**PROBLEM STATEMENT:** Copy each line below in which the string "Click" appears.

**PROVIDED RECORDS:**

== Segment start ==

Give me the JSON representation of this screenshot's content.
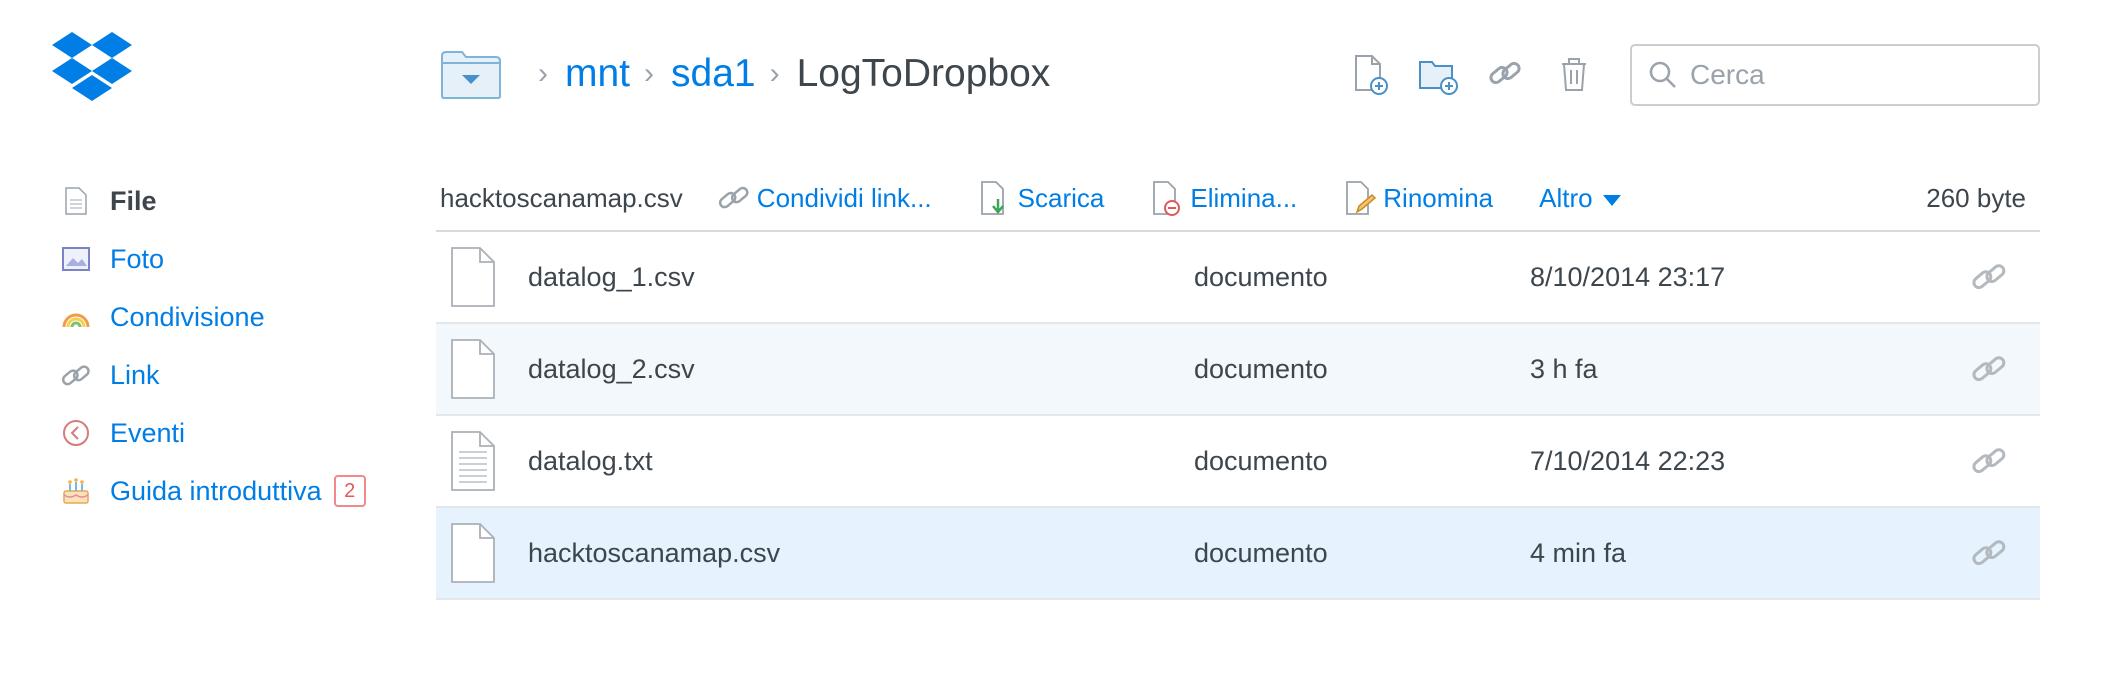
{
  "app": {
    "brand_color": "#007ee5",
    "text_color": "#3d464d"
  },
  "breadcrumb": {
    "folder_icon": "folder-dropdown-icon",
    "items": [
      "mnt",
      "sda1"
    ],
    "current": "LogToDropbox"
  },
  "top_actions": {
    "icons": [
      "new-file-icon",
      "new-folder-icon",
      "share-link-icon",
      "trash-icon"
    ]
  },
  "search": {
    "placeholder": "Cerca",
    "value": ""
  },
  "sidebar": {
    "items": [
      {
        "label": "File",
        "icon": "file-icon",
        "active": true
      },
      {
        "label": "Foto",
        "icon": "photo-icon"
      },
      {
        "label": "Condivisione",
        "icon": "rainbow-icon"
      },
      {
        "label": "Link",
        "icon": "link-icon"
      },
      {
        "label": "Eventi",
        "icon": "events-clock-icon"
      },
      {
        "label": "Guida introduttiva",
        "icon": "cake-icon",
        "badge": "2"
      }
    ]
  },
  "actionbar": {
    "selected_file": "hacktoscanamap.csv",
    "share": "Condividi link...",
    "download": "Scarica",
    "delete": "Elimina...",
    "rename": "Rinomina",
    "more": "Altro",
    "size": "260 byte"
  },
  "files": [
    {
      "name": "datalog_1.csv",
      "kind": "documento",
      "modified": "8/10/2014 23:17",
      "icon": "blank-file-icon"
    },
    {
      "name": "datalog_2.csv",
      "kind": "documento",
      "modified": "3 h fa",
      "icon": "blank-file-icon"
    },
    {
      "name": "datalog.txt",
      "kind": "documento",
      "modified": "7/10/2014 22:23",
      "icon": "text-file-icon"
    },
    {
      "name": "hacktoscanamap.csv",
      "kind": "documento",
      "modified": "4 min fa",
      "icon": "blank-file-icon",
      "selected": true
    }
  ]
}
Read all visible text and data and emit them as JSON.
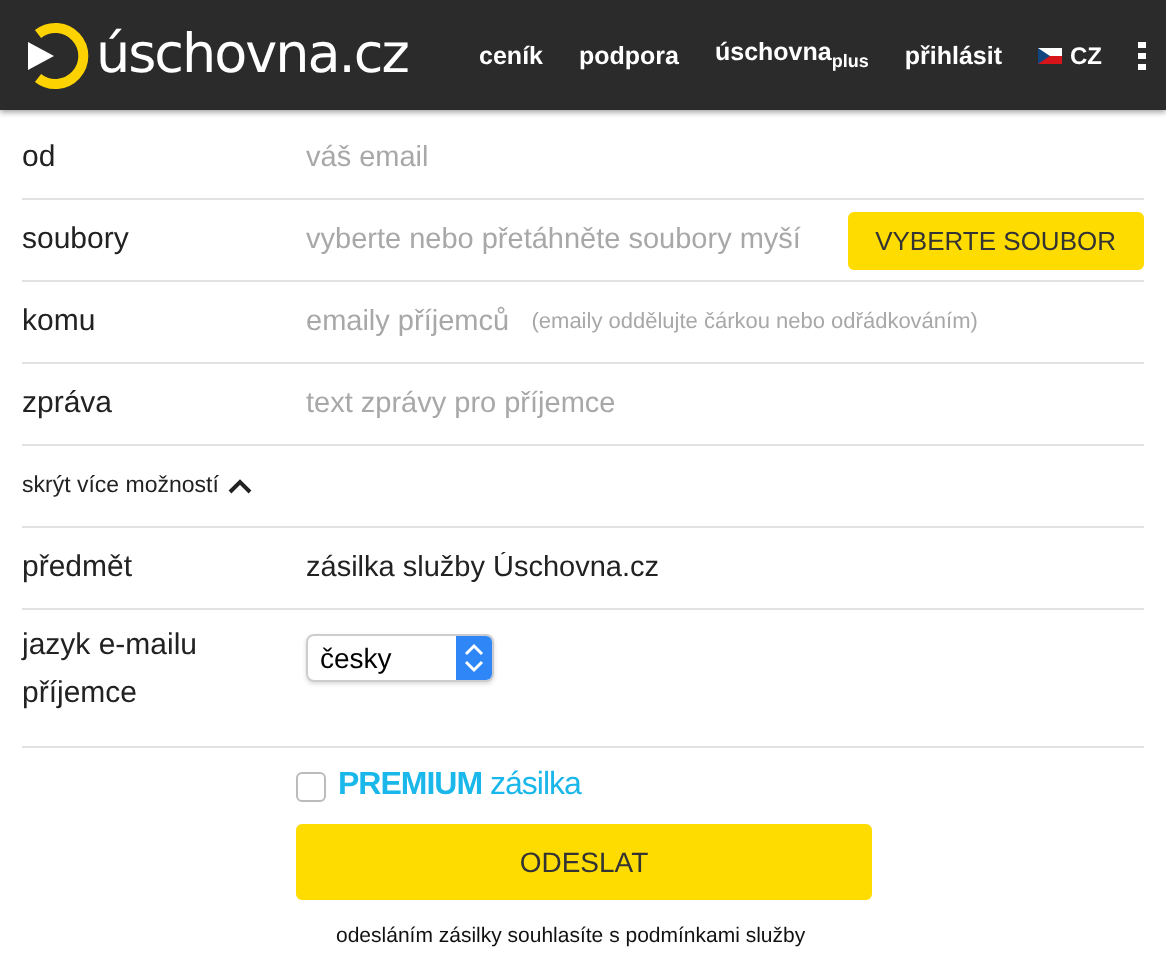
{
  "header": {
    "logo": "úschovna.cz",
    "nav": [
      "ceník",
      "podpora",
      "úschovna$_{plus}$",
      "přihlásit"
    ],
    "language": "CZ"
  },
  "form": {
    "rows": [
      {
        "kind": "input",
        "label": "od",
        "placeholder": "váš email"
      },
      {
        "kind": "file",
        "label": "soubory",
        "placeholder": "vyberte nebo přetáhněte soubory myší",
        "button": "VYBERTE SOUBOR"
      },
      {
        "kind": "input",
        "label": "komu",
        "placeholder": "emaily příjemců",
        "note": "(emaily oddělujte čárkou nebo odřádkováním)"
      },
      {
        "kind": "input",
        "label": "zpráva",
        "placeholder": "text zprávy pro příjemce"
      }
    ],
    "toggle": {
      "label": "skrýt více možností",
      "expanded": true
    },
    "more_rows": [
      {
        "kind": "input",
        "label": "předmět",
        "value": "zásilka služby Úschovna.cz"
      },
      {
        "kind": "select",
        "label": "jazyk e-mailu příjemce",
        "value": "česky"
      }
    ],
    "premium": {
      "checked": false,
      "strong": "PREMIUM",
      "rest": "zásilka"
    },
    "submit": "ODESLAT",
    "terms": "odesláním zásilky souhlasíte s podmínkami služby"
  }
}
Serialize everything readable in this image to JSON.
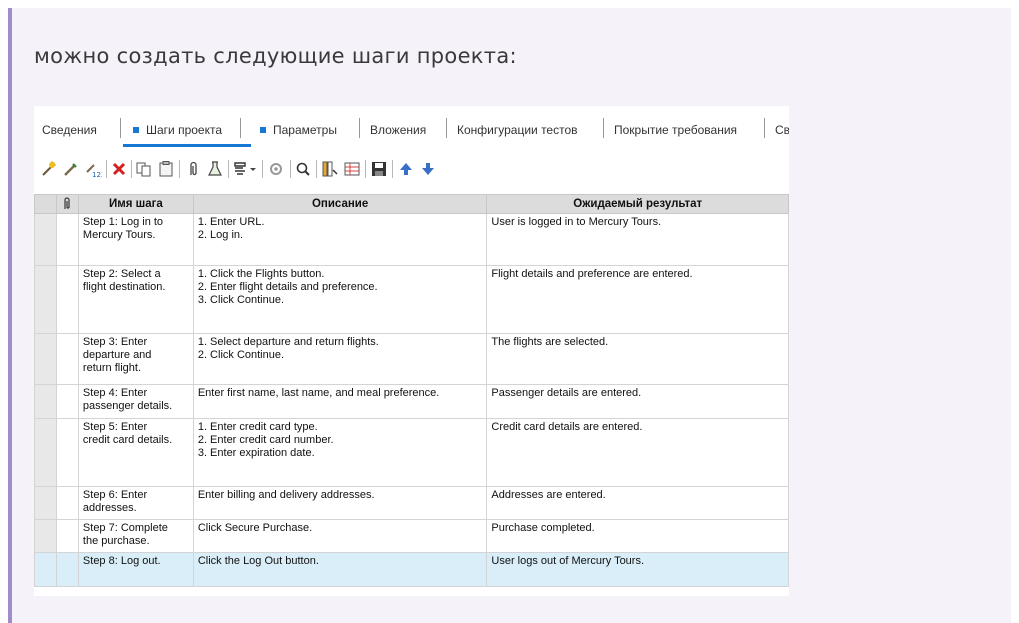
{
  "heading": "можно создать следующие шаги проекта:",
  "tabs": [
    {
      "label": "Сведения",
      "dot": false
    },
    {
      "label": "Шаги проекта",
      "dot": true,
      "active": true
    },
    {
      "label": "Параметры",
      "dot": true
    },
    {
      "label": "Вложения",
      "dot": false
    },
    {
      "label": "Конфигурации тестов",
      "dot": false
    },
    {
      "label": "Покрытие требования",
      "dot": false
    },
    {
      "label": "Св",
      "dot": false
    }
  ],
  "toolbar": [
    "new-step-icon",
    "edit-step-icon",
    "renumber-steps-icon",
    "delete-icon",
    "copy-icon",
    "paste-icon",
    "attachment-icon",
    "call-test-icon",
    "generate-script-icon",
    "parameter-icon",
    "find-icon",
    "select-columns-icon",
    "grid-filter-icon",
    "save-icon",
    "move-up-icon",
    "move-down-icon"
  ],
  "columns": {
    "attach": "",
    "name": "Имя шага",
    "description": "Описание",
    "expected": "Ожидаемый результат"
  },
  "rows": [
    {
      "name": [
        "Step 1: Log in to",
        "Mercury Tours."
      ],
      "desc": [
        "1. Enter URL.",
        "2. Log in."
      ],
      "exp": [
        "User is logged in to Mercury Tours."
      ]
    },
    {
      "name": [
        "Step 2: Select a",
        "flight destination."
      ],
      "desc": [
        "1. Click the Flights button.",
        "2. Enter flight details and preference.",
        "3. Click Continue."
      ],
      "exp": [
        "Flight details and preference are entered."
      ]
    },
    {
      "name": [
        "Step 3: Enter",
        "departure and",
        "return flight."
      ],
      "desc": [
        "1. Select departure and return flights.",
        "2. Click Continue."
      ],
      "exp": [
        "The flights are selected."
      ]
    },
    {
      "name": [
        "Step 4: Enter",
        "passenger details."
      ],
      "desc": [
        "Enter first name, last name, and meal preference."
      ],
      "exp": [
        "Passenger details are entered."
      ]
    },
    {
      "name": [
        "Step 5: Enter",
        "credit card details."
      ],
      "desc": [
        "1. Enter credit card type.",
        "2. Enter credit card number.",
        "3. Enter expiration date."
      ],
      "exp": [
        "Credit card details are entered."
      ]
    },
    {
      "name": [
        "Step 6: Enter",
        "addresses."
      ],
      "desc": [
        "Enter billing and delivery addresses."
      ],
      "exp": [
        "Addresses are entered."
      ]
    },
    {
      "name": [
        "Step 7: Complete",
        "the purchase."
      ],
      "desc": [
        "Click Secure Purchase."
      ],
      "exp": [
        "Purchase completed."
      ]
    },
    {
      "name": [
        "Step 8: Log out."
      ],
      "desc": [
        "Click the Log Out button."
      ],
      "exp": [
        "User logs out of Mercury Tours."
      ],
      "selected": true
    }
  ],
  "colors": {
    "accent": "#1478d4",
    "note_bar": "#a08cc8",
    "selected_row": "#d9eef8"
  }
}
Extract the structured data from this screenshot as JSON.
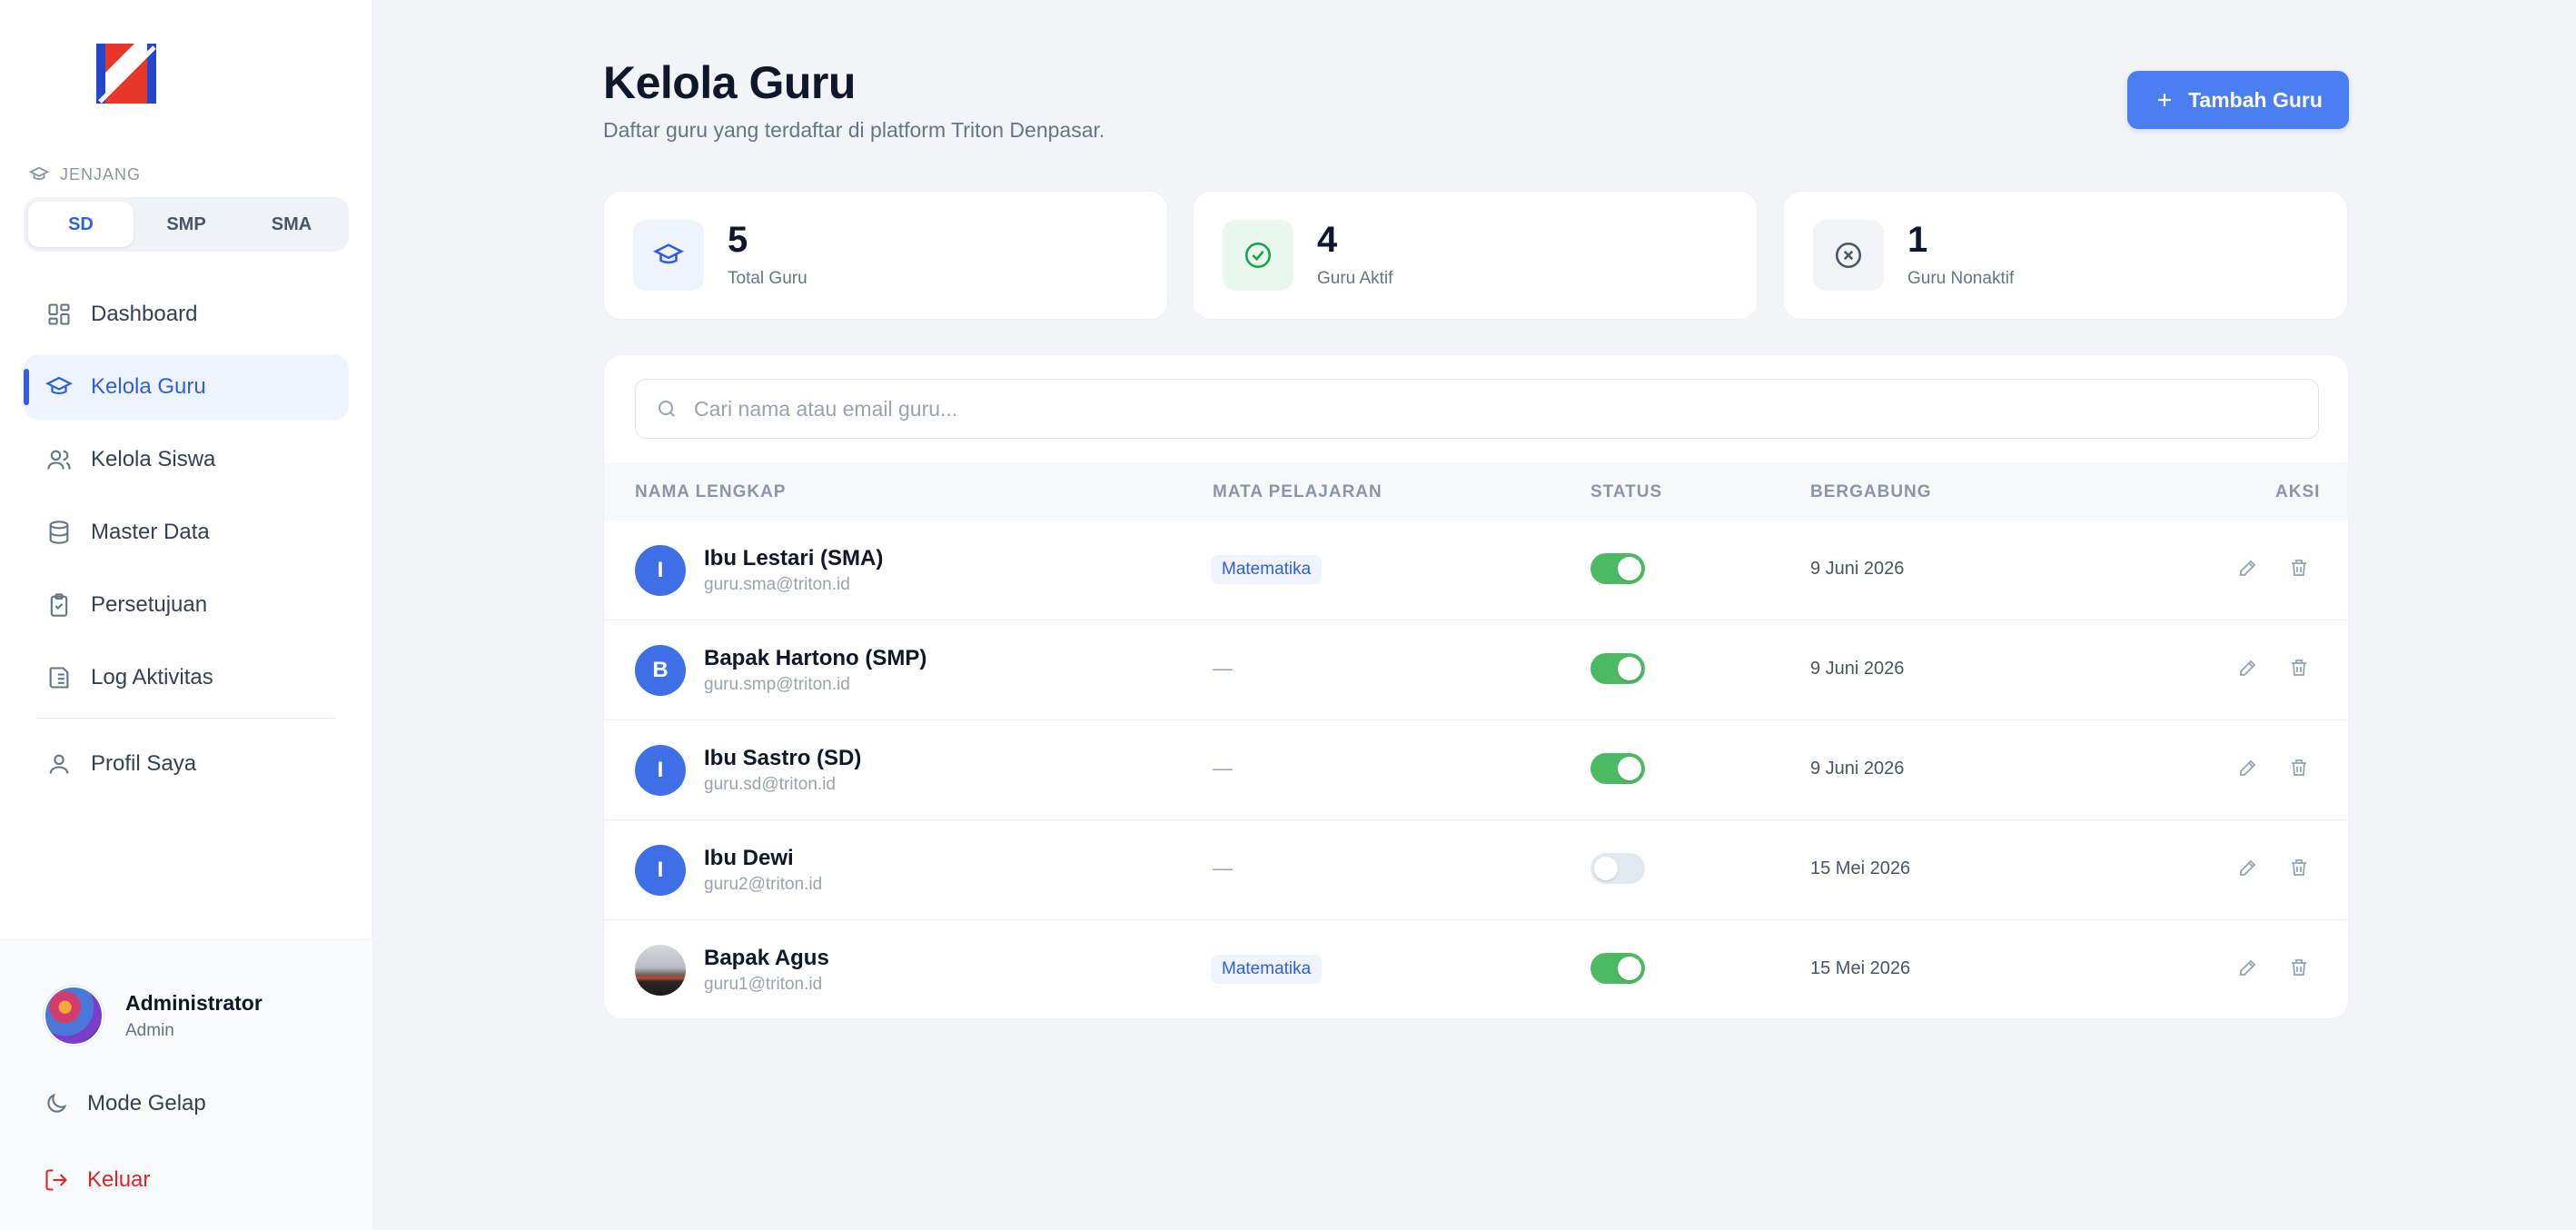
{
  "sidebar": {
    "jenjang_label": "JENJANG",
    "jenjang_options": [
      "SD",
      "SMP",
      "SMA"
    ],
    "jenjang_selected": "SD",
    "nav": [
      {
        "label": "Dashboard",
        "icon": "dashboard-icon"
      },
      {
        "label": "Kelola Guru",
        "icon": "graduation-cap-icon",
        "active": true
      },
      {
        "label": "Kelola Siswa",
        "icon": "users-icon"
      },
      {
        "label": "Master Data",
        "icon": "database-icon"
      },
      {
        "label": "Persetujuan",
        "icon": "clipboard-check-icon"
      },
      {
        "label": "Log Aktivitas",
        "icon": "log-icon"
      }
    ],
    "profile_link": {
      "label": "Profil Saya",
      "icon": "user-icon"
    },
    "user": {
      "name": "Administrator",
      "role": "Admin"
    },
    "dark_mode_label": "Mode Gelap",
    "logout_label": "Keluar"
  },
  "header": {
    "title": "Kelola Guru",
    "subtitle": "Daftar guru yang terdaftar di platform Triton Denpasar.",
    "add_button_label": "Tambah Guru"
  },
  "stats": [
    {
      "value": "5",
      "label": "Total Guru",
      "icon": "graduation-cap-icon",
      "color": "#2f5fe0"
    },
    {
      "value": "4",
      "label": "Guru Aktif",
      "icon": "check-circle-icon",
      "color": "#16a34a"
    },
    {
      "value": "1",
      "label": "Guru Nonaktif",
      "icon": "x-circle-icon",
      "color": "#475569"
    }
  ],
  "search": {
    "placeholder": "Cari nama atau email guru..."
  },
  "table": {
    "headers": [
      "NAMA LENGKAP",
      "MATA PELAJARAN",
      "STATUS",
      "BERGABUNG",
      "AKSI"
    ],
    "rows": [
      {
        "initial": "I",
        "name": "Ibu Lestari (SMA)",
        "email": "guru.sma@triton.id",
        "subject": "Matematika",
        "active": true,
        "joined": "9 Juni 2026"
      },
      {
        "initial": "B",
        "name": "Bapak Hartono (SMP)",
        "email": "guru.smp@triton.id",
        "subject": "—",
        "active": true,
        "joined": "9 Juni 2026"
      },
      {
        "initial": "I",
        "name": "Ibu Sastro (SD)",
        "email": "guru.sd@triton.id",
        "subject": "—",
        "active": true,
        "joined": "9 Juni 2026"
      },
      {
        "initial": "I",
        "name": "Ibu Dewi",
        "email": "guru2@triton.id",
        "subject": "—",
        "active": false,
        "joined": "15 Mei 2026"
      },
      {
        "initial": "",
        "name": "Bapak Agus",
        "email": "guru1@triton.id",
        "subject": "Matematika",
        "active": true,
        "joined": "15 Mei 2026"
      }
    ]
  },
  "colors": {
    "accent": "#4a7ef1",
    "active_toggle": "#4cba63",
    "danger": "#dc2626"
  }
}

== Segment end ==

**EXERCISE OUTPUT:**
        "1. Click the Flights button.",
        "3. Click Continue."
        "2. Click Continue."
        "Click Secure Purchase."
        "Click the Log Out button."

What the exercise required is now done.